Steps to success
With a new school year comes new obstacles as well as new opportunities. This year, the Oregon Trail School District has some new ideas of how be proactive about getting all of its students to graduation day, and account for every student on track to graduate within the district.
For children as young as 3 and 4, the district elementary schools offer "Little Steps to School Success," a program focused on preparing preschool-aged kids for class. The soon-to-be students get to spend an evening in their future school, hearing stories and participating in activities with their future teacher, and get a book to take home free of charge.
"Without some of (our) early learning programs, there can be a pretty wide discrepancy (between students' skill levels)," said Teaching and Learning Director Tim Werner.
"Little Steps helps prepare incoming students for kindergarten by creating familiarity with the school and teachers, and by giving parents strategies to use at home to help prepare their children academically and socially," added Julia Monteith, district communications director.

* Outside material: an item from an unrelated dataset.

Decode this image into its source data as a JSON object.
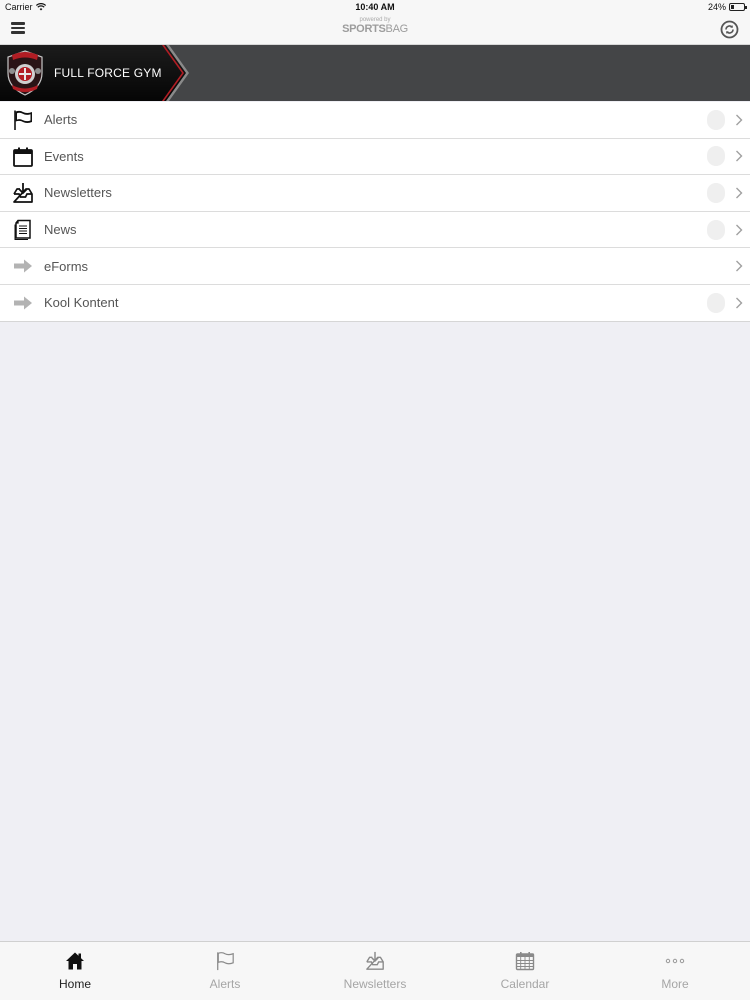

Middle schools have implemented after-school tutoring as well as targeted intervention programs for students behind in math and reading.
Werner, who only recently moved into his district administrative position from his previous role as the principal at Boring Middle School, also sees maintaining middle school athletic programs as beneficial to student success.
In a previous interview, Werner explained that "the more you can connect the kids to their school, the more they want to do well and want to come to school."
Monteith added that "the correlation between physical activity and academic success" played a significant role in the district's decision to keep the programs going when other districts were eliminating them to cut costs.
Athletics, Werner said, really do connect students to their school and community and foster school spirit.
At the high school level, athletics may play a slightly different role, but the administration hopes an expanded career and technical education (CTE) program will prove not only knowledgable for students nearing adulthood, but as incentive to give a concerted effort and pull through to graduation.
"CTE programs provide students with the skills needed for high-skill, high-wage careers," Monteith noted. "District data shows that students who participate in a CTE program are more likely to graduate."
Also new to Sandy High School this year are freshman seminar and advisory courses.
The first was established to proactively aid those eighth-graders who struggled in middle school in preparing for the more rigorous responsibilities of high school. Students were invited in August to attend classes focused on acquainting them with the new setting.
"It gives them a good foundation," Werner explained. "The high school really focuses on that freshman year to (ensure) success."
As for advisory courses, every grade now attends them, and will attend with the same class of people and teacher throughout their high school career.
"It gives them a chance to connect with each other and the school," said freshman advisory teacher Aleta Doss. "The advisers act as advocates and someone who knows them. If we connect with kids, they're more likely to make it through all four years."
According to Oregon Department of Education's report card for the district for the 2015-16 academic year, Oregon Trail had a graduation rate of 67.1 percent in the 2014-15 school year — a whole 6.7 percent difference from the state average — while its percentage of freshman on-track to graduate was 81.6 percent.
Monteith argued that the graduation rate for the district is actually higher than what the ODE reports.
She explained that there are several students who move or leave the district and are not properly coded and accounted for before the state polls rates, which makes it appear that a lesser percentage of the senior student body is graduating.
"Sandy High School is really trying to hone in on what the actual representation of graduates is," Monteith added, and those numbers will be published by The Post once the school determines them.
"The whole purpose of the education system is getting them to that diploma," Werner said.